**Requirement**. Copy the result of filtering the entries below for lines that include the string "JSON".

# # #

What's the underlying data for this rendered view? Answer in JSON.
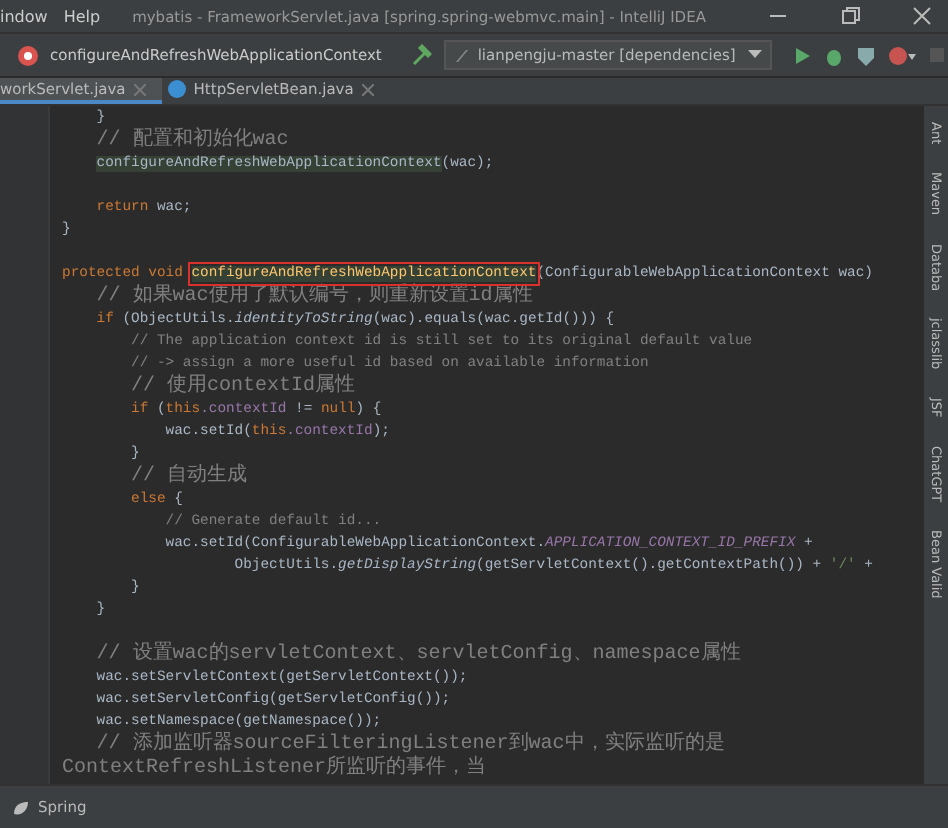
{
  "menu": {
    "items": [
      "indow",
      "Help"
    ],
    "title": "mybatis - FrameworkServlet.java [spring.spring-webmvc.main] - IntelliJ IDEA"
  },
  "toolbar": {
    "breadcrumb": "configureAndRefreshWebApplicationContext",
    "run_config": "lianpengju-master [dependencies]"
  },
  "tabs": [
    {
      "label": "workServlet.java",
      "selected": true
    },
    {
      "label": "HttpServletBean.java",
      "selected": false
    }
  ],
  "editor": {
    "lines": [
      {
        "kind": "code",
        "segments": [
          {
            "text": "    }",
            "kind": "plain"
          }
        ]
      },
      {
        "kind": "code",
        "segments": [
          {
            "text": "    // 配置和初始化wac",
            "kind": "comment"
          }
        ]
      },
      {
        "kind": "code",
        "segments": [
          {
            "text": "    configureAndRefreshWebApplicationContext",
            "kind": "usage"
          },
          {
            "text": "(wac);",
            "kind": "plain"
          }
        ]
      },
      {
        "kind": "blank"
      },
      {
        "kind": "code",
        "segments": [
          {
            "text": "    return ",
            "kind": "keyword"
          },
          {
            "text": "wac;",
            "kind": "plain"
          }
        ]
      },
      {
        "kind": "code",
        "segments": [
          {
            "text": "}",
            "kind": "plain"
          }
        ]
      },
      {
        "kind": "blank"
      },
      {
        "kind": "code",
        "segments": [
          {
            "text": "protected void ",
            "kind": "keyword"
          },
          {
            "text": "configureAndRefreshWebApplicationContext",
            "kind": "declaration",
            "boxed": true
          },
          {
            "text": "(ConfigurableWebApplicationContext wac)",
            "kind": "plain"
          }
        ]
      },
      {
        "kind": "code",
        "segments": [
          {
            "text": "    // 如果wac使用了默认编号，则重新设置id属性",
            "kind": "comment"
          }
        ]
      },
      {
        "kind": "code",
        "segments": [
          {
            "text": "    if ",
            "kind": "keyword"
          },
          {
            "text": "(ObjectUtils.",
            "kind": "plain"
          },
          {
            "text": "identityToString",
            "kind": "static"
          },
          {
            "text": "(wac).equals(wac.getId())) {",
            "kind": "plain"
          }
        ]
      },
      {
        "kind": "code",
        "segments": [
          {
            "text": "        // The application context id is still set to its original default value",
            "kind": "comment"
          }
        ]
      },
      {
        "kind": "code",
        "segments": [
          {
            "text": "        // -> assign a more useful id based on available information",
            "kind": "comment"
          }
        ]
      },
      {
        "kind": "code",
        "segments": [
          {
            "text": "        // 使用contextId属性",
            "kind": "comment"
          }
        ]
      },
      {
        "kind": "code",
        "segments": [
          {
            "text": "        if ",
            "kind": "keyword"
          },
          {
            "text": "(",
            "kind": "plain"
          },
          {
            "text": "this",
            "kind": "keyword"
          },
          {
            "text": ".contextId",
            "kind": "field"
          },
          {
            "text": " != ",
            "kind": "plain"
          },
          {
            "text": "null",
            "kind": "keyword"
          },
          {
            "text": ") {",
            "kind": "plain"
          }
        ]
      },
      {
        "kind": "code",
        "segments": [
          {
            "text": "            wac.setId(",
            "kind": "plain"
          },
          {
            "text": "this",
            "kind": "keyword"
          },
          {
            "text": ".contextId",
            "kind": "field"
          },
          {
            "text": ");",
            "kind": "plain"
          }
        ]
      },
      {
        "kind": "code",
        "segments": [
          {
            "text": "        }",
            "kind": "plain"
          }
        ]
      },
      {
        "kind": "code",
        "segments": [
          {
            "text": "        // 自动生成",
            "kind": "comment"
          }
        ]
      },
      {
        "kind": "code",
        "segments": [
          {
            "text": "        else ",
            "kind": "keyword"
          },
          {
            "text": "{",
            "kind": "plain"
          }
        ]
      },
      {
        "kind": "code",
        "segments": [
          {
            "text": "            // Generate default id...",
            "kind": "comment"
          }
        ]
      },
      {
        "kind": "code",
        "segments": [
          {
            "text": "            wac.setId(ConfigurableWebApplicationContext.",
            "kind": "plain"
          },
          {
            "text": "APPLICATION_CONTEXT_ID_PREFIX",
            "kind": "constant"
          },
          {
            "text": " +",
            "kind": "plain"
          }
        ]
      },
      {
        "kind": "code",
        "segments": [
          {
            "text": "                    ObjectUtils.",
            "kind": "plain"
          },
          {
            "text": "getDisplayString",
            "kind": "static"
          },
          {
            "text": "(getServletContext().getContextPath()) + ",
            "kind": "plain"
          },
          {
            "text": "'/'",
            "kind": "string"
          },
          {
            "text": " +",
            "kind": "plain"
          }
        ]
      },
      {
        "kind": "code",
        "segments": [
          {
            "text": "        }",
            "kind": "plain"
          }
        ]
      },
      {
        "kind": "code",
        "segments": [
          {
            "text": "    }",
            "kind": "plain"
          }
        ]
      },
      {
        "kind": "blank"
      },
      {
        "kind": "code",
        "segments": [
          {
            "text": "    // 设置wac的servletContext、servletConfig、namespace属性",
            "kind": "comment"
          }
        ]
      },
      {
        "kind": "code",
        "segments": [
          {
            "text": "    wac.setServletContext(getServletContext());",
            "kind": "plain"
          }
        ]
      },
      {
        "kind": "code",
        "segments": [
          {
            "text": "    wac.setServletConfig(getServletConfig());",
            "kind": "plain"
          }
        ]
      },
      {
        "kind": "code",
        "segments": [
          {
            "text": "    wac.setNamespace(getNamespace());",
            "kind": "plain"
          }
        ]
      },
      {
        "kind": "code",
        "segments": [
          {
            "text": "    // 添加监听器sourceFilteringListener到wac中，实际监听的是ContextRefreshListener所监听的事件，当",
            "kind": "comment"
          }
        ]
      }
    ]
  },
  "right_panel": {
    "labels": [
      "Ant",
      "Maven",
      "Databa",
      "jclasslib",
      "JSF",
      "ChatGPT",
      "Bean Valid"
    ]
  },
  "bottom_bar": {
    "tool": "Spring"
  }
}
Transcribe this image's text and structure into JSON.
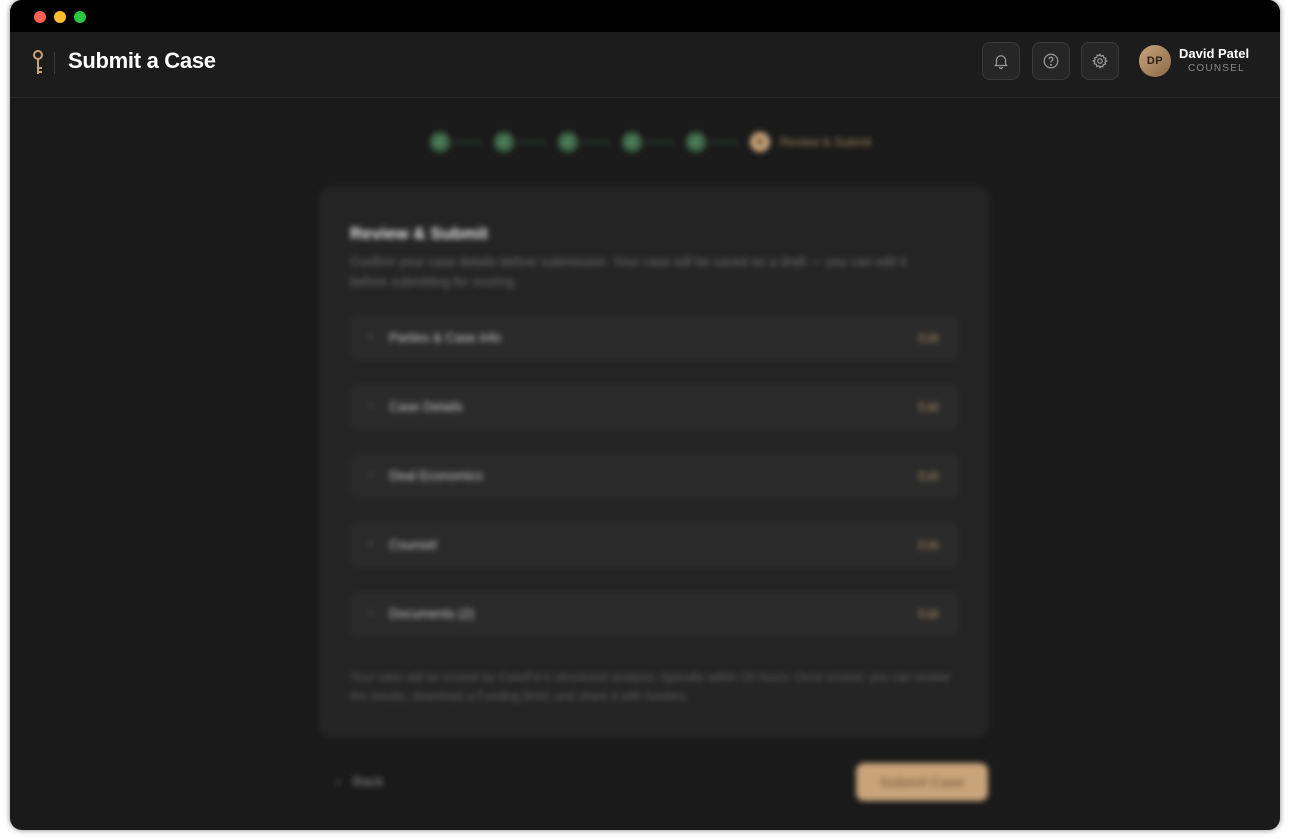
{
  "header": {
    "title": "Submit a Case",
    "icons": [
      "bell-icon",
      "help-icon",
      "gear-icon"
    ],
    "user": {
      "initials": "DP",
      "name": "David Patel",
      "role": "COUNSEL"
    }
  },
  "stepper": {
    "completed_steps": 5,
    "active_step_number": "6",
    "active_step_label": "Review & Submit"
  },
  "review": {
    "title": "Review & Submit",
    "description": "Confirm your case details before submission. Your case will be saved as a draft — you can edit it before submitting for scoring.",
    "sections": [
      {
        "label": "Parties & Case Info",
        "edit": "Edit"
      },
      {
        "label": "Case Details",
        "edit": "Edit"
      },
      {
        "label": "Deal Economics",
        "edit": "Edit"
      },
      {
        "label": "Counsel",
        "edit": "Edit"
      },
      {
        "label": "Documents (2)",
        "edit": "Edit"
      }
    ],
    "note": "Your case will be scored by CaseFin's structured analysis, typically within 24 hours. Once scored, you can review the results, download a Funding Brief, and share it with funders."
  },
  "footer": {
    "back_label": "Back",
    "submit_label": "Submit Case"
  },
  "colors": {
    "accent": "#c9a47a",
    "success": "#3f6b48",
    "background": "#1a1a1a"
  }
}
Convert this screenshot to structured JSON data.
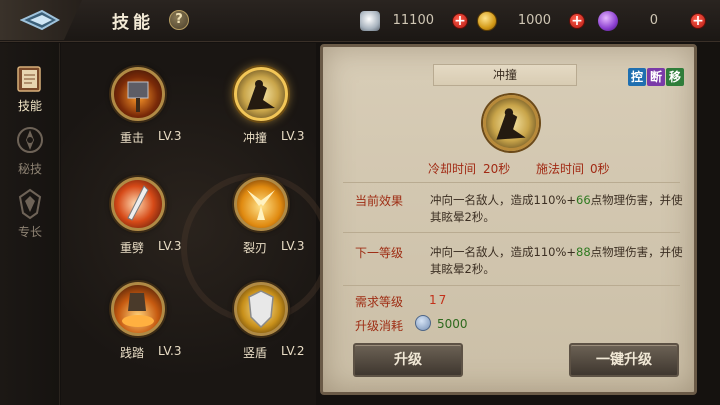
{
  "header": {
    "title": "技能",
    "help_label": "?",
    "resources": [
      {
        "name": "diamond",
        "icon": "diamond-icon",
        "value": "11100"
      },
      {
        "name": "gold",
        "icon": "gold-coin-icon",
        "value": "1000"
      },
      {
        "name": "crystal",
        "icon": "purple-crystal-icon",
        "value": "0"
      }
    ]
  },
  "nav": {
    "items": [
      {
        "label": "技能",
        "icon": "book-icon",
        "active": true
      },
      {
        "label": "秘技",
        "icon": "secret-emblem-icon",
        "active": false
      },
      {
        "label": "专长",
        "icon": "specialty-emblem-icon",
        "active": false
      }
    ]
  },
  "skills": [
    {
      "name": "重击",
      "level": "LV.3",
      "icon": "heavy-strike-icon",
      "selected": false
    },
    {
      "name": "冲撞",
      "level": "LV.3",
      "icon": "charge-icon",
      "selected": true
    },
    {
      "name": "重劈",
      "level": "LV.3",
      "icon": "heavy-slash-icon",
      "selected": false
    },
    {
      "name": "裂刃",
      "level": "LV.3",
      "icon": "split-blade-icon",
      "selected": false
    },
    {
      "name": "践踏",
      "level": "LV.3",
      "icon": "stomp-icon",
      "selected": false
    },
    {
      "name": "竖盾",
      "level": "LV.2",
      "icon": "shield-icon",
      "selected": false
    }
  ],
  "detail": {
    "title": "冲撞",
    "tags": [
      {
        "text": "控",
        "color": "#1f6fb0"
      },
      {
        "text": "断",
        "color": "#7a3aa8"
      },
      {
        "text": "移",
        "color": "#2f7d3a"
      }
    ],
    "cooldown_label": "冷却时间",
    "cooldown_value": "20秒",
    "cast_label": "施法时间",
    "cast_value": "0秒",
    "current_label": "当前效果",
    "current_text_pre": "冲向一名敌人，造成110%+",
    "current_text_hl": "66",
    "current_text_post": "点物理伤害，并使其眩晕2秒。",
    "next_label": "下一等级",
    "next_text_pre": "冲向一名敌人，造成110%+",
    "next_text_hl": "88",
    "next_text_post": "点物理伤害，并使其眩晕2秒。",
    "req_label": "需求等级",
    "req_value": "17",
    "cost_label": "升级消耗",
    "cost_value": "5000",
    "upgrade_label": "升级",
    "upgrade_all_label": "一键升级"
  },
  "colors": {
    "accent_gold": "#f2c657",
    "label_red": "#9e2d14",
    "highlight_green": "#2e7a20"
  }
}
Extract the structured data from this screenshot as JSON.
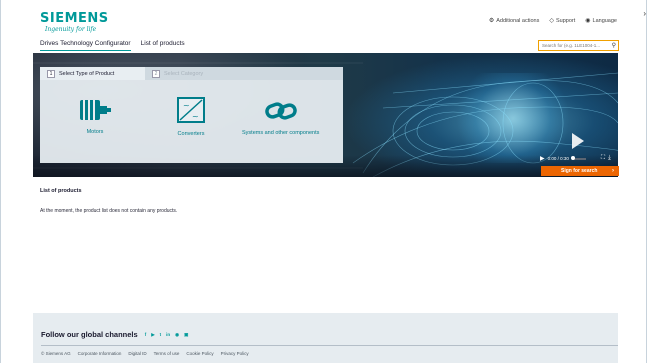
{
  "header": {
    "brand": "SIEMENS",
    "tagline": "Ingenuity for life",
    "top_links": [
      {
        "label": "Additional actions",
        "icon": "gear-icon"
      },
      {
        "label": "Support",
        "icon": "support-icon"
      },
      {
        "label": "Language",
        "icon": "globe-icon"
      }
    ],
    "nav_tabs": [
      {
        "label": "Drives Technology Configurator",
        "active": true
      },
      {
        "label": "List of products",
        "active": false
      }
    ],
    "search": {
      "placeholder": "Search for (e.g. 1LE1004-1...",
      "icon": "search-icon"
    }
  },
  "hero": {
    "steps": [
      {
        "number": "1",
        "label": "Select Type of Product",
        "active": true
      },
      {
        "number": "2",
        "label": "Select Category",
        "active": false
      }
    ],
    "options": [
      {
        "label": "Motors",
        "icon": "motor-icon"
      },
      {
        "label": "Converters",
        "icon": "converter-icon"
      },
      {
        "label": "Systems and other components",
        "icon": "link-icon"
      }
    ],
    "player": {
      "time": "0:00 / 0:30"
    },
    "signup": {
      "label": "Sign for search"
    }
  },
  "main": {
    "title": "List of products",
    "empty_message": "At the moment, the product list does not contain any products."
  },
  "footer": {
    "follow_label": "Follow our global channels",
    "social": [
      "f",
      "▶",
      "t",
      "in",
      "◉",
      "▣"
    ],
    "links": [
      "© Siemens AG",
      "Corporate Information",
      "Digital ID",
      "Terms of use",
      "Cookie Policy",
      "Privacy Policy"
    ]
  },
  "colors": {
    "brand": "#009999",
    "accent": "#ec6602",
    "search_border": "#f0a000"
  }
}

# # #

**Your solution**.
What's the underlying data for this rendered view? Answer in JSON.
Transcribe this image's text and structure into JSON.
Convert this screenshot to structured JSON data.
Extract the structured data from this screenshot as JSON.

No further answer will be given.